Magnetotellurics for Natural Resources:
From Acquisition through Interpretation

by Karen Christopherson

Duration: Two days

Intended Audience: Entry and Intermediate levels

Prerequisites (Knowledge/Experience/Education Required): The course is intended to give an overview of how Magnetotellurics can be applied to exploration problems, with details provided on all aspects of the technology. Hence, anyone with some geoscience background can attend, from geophysicists to geologists to managers. The outcome from the course will be different for each person, depending on what the person would like to gain. The instructor will do her best to provide the information needed so that all attendees questions are answered. Whether it is how to design an effective survey, how to interpret MT data, how to use MT workstations or where the technology is best applied. The level of detail provided in the course is detailed in many aspects, but also provides a good overview of Magnetotellurics.

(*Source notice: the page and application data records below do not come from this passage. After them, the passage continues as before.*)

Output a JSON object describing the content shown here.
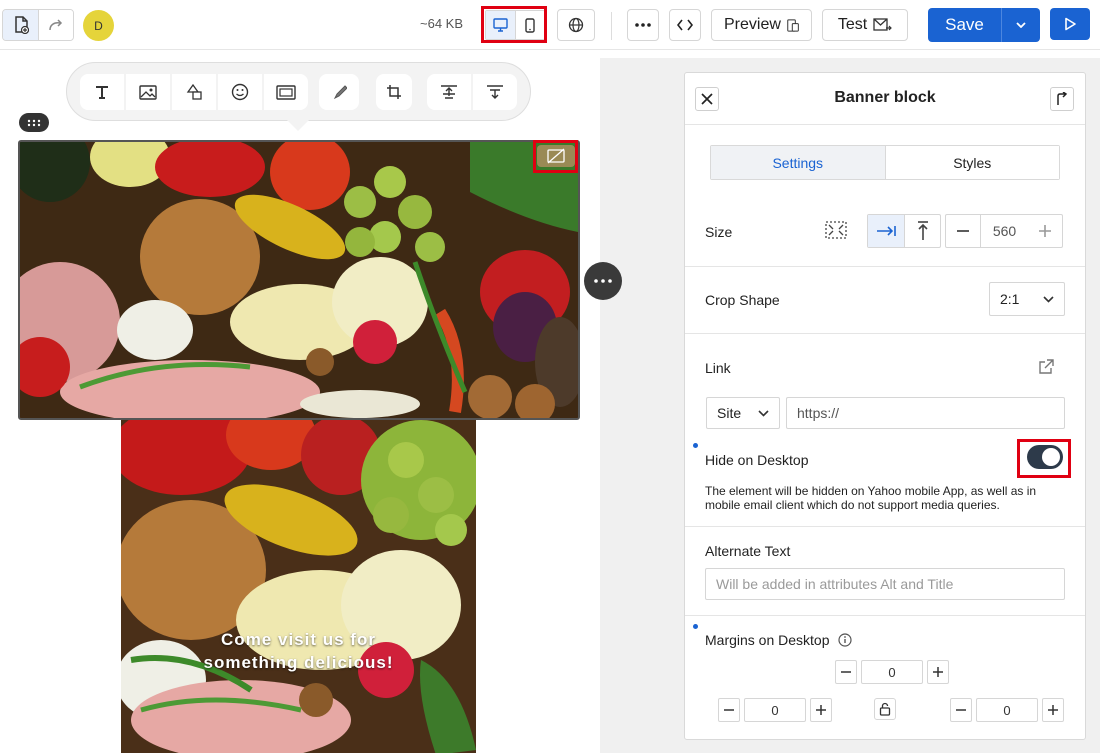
{
  "topbar": {
    "avatar_initial": "D",
    "size_label": "~64 KB",
    "preview_label": "Preview",
    "test_label": "Test",
    "save_label": "Save"
  },
  "icons": {
    "new_doc": "file-plus-icon",
    "redo": "redo-icon",
    "desktop": "desktop-icon",
    "mobile": "mobile-icon",
    "globe": "globe-icon",
    "more": "more-horizontal-icon",
    "code": "code-icon",
    "preview": "device-preview-icon",
    "test": "mail-send-icon",
    "play": "play-icon"
  },
  "canvas": {
    "banner_text_line1": "Come visit us for",
    "banner_text_line2": "something delicious!"
  },
  "panel": {
    "title": "Banner block",
    "tabs": [
      {
        "label": "Settings",
        "active": true
      },
      {
        "label": "Styles",
        "active": false
      }
    ],
    "size": {
      "label": "Size",
      "value": "560"
    },
    "crop_shape": {
      "label": "Crop Shape",
      "value": "2:1"
    },
    "link": {
      "label": "Link",
      "type": "Site",
      "url_placeholder": "https://"
    },
    "hide_on_desktop": {
      "label": "Hide on Desktop",
      "enabled": true,
      "helper": "The element will be hidden on Yahoo mobile App, as well as in mobile email client which do not support media queries."
    },
    "alt_text": {
      "label": "Alternate Text",
      "placeholder": "Will be added in attributes Alt and Title"
    },
    "margins": {
      "label": "Margins on Desktop",
      "top": "0",
      "left": "0",
      "right": "0"
    }
  },
  "colors": {
    "accent": "#1a63d2",
    "highlight_red": "#e00012",
    "toggle_on": "#2d3a4a"
  }
}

Summary:
In the last fifteen years the use of magnetotelluric and audio-magnetotelluric methods for resource exploration and exploitation has increased significantly and there is a need for the geophysicist to better understand the theory, application and interpretation of  magnetotelluric (MT) and Audio-MT methods. This course will provide the interested geophysicist with the knowledge and skills necessary to design and manage cost-effective MT field programs and to understand the data processing and interpretation issues. Over the two days of the course the following topics will be investigated: theory, applications and acquisition, processing and interpretation of data. MT interpretation software demonstrations will be included. Attendees will be polled prior to the course as to what their interests are, and curriculum revised accordingly. The course can be structured to mineral, petroleum, geothermal and/or groundwater exploration. Emphasis can be shifted from the more theoretical to practical (including case histories, guest lectures, and computer hands-on software trials) as attendees prefer.

Course Outline:

  • Theory
    1. Maxwell's equations and fundamental physics of technique
    2. Source fields
    3. History
  • Applications
    1. Where it can/cannot be used
    2. Limitations – cultural noise
    3. Targets
    4. Resolution
  • Acquisition/Equipment
    1. Equipment manufacturers
    2. Types of arrays
    3. Logistics
    4. Planning a survey
    5. Cost effectiveness
    6. QC of data during acquisition
  • Processing
    1. Standard parameters
    2. Noise reduction/filtering
    3. Routine processing
    4. 'Robust' processing
  • Interpretation
    1. 1D – Forward and inverse, limitations
    2. 2D – Forward and inverse, limitations and caveats
    3. 3D – Current codes, benefits, demonstration and case histories
    4. Workstations – WinGLink, Geotools, others
    5. Output – Cross-sections and maps
    6. Integration with other geophysical methods, geology, and well information

Instructor Biography:
Karen Christopherson